Pennsylvania Sen. Robert Robbins of Greenville, R-50th, spent Valentine's Day on the road, traveling across his district to announce his re-election plans.
He said he had promised his wife, Cindy, that he would take her out for Valentine's Day, and she and a group of Robbins' supporters, traveled with him on a bus. He presented her with a red rose at each of five stops, with the last one coming at the Hermitage city building.
"I might even get a good meal tonight," Robbins quipped after handing her the last rose. "I made it. It's called 'reservations'," his wife replied.
Congressional pages: Northwestern Pennsylvania teen-agers interested in serving as a congressional page can get an application for the post from Rep. Phil English of Erie, R-21st. The congressman said he is accepting applications for the summer 2002 and the 2002-03 school year Republican Page Program now through March 15. Pages assist members of Congress in their day-to-day activities and spend time on the House and Senate floors. They live in a dormitory with other pages.
Applicants must be at least 16 and have a B grade point average in five major subjects. Summer pages can serve only before or after their junior year in high schoo school; session pages can serve only during their junior year.
To secure an application, call English's office at (814) 456-2038.
Pets attend: It was a lesson in good government for some four-legged observers last week at the New Castle Municipal Building. Promises for Pets, a nonprofit group dedicated to helping animals in Lawrence County brought five dogs, and one cat, to Tuesday's caucus.
Promises volunteers asked council to pass a resolution supporting National Spay Day on Feb. 26, which is set aside to make all people aware they should spay and neuter their pets. Before the meeting, Mayor Timothy Fulkerson gave the dogs a lesson on council etiquette.
"Now when I'm talking, you guys just sit there and listen. But when council starts talking, you guys just bark, bark, bark because that's what I do during the meeting to council," he said with a smile.
Fortunately for council, the four-legged visitors didn't take the mayor's advice. Not even a whimper was heard from the dogs during the meeting.

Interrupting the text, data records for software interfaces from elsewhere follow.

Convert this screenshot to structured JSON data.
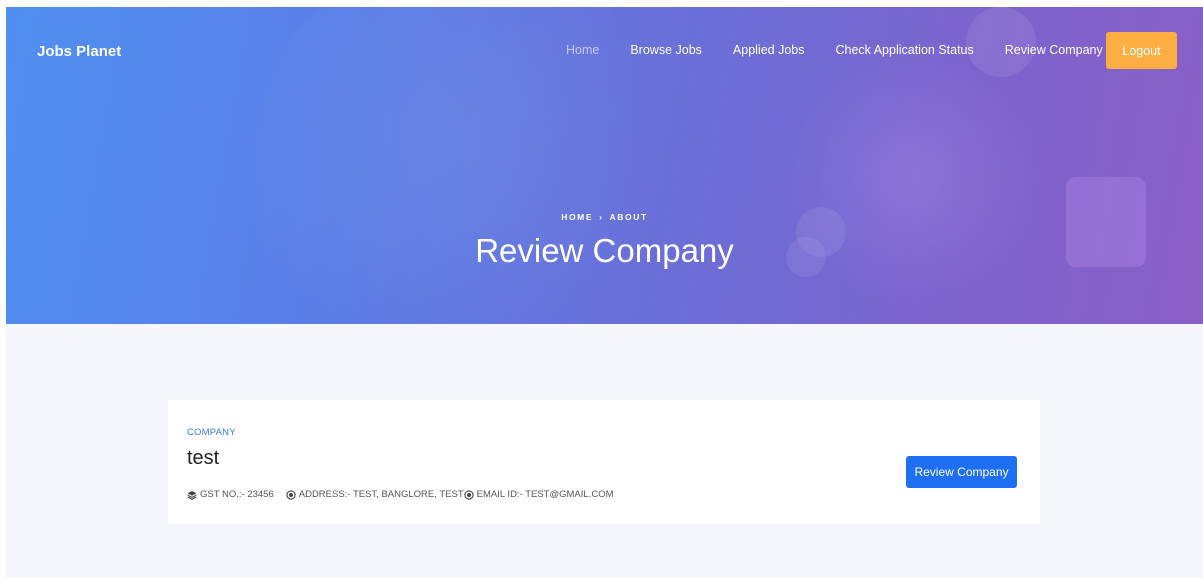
{
  "nav": {
    "brand": "Jobs Planet",
    "items": [
      {
        "label": "Home",
        "active": true
      },
      {
        "label": "Browse Jobs",
        "active": false
      },
      {
        "label": "Applied Jobs",
        "active": false
      },
      {
        "label": "Check Application Status",
        "active": false
      },
      {
        "label": "Review Company",
        "active": false
      }
    ],
    "logout_label": "Logout"
  },
  "hero": {
    "breadcrumb": [
      "HOME",
      "ABOUT"
    ],
    "breadcrumb_sep": "›",
    "title": "Review Company"
  },
  "company_card": {
    "category": "COMPANY",
    "name": "test",
    "gst": "GST NO.:- 23456",
    "address": "ADDRESS:- TEST, BANGLORE, TEST",
    "email": "EMAIL ID:- TEST@GMAIL.COM",
    "action_label": "Review Company"
  },
  "colors": {
    "logout": "#fcae43",
    "primary_button": "#1e6ff2",
    "category_text": "#3b7ddd",
    "content_bg": "#f6f7fa"
  },
  "icons": {
    "gst": "layers-icon",
    "address": "target-icon",
    "email": "target-icon"
  }
}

Mosquito grant: Lawrence County is getting a grant to help monitor mosquitoes for the West Nile virus, said state Rep. Chris Sainato of New Castle, D-9th.
Sainato said the $63,120 grant from DEP's Mosquito Surveillance Program will enable the county to continue its routine monitoring and surveillance activities.
The West Nile virus causes a brain infection. It infects birds, which are bitten by mosquitoes, which in turn bite people and animals.
Previously found only in Africa, Eastern Europe and West Asia, bird and mosquitoes in nearby states have tested positive for the virus in recent years.
XCONTRIBUTORS: Harold Gwin, Vindicator Sharon Bureau, and Laure Cioffi, New Castle Bureau.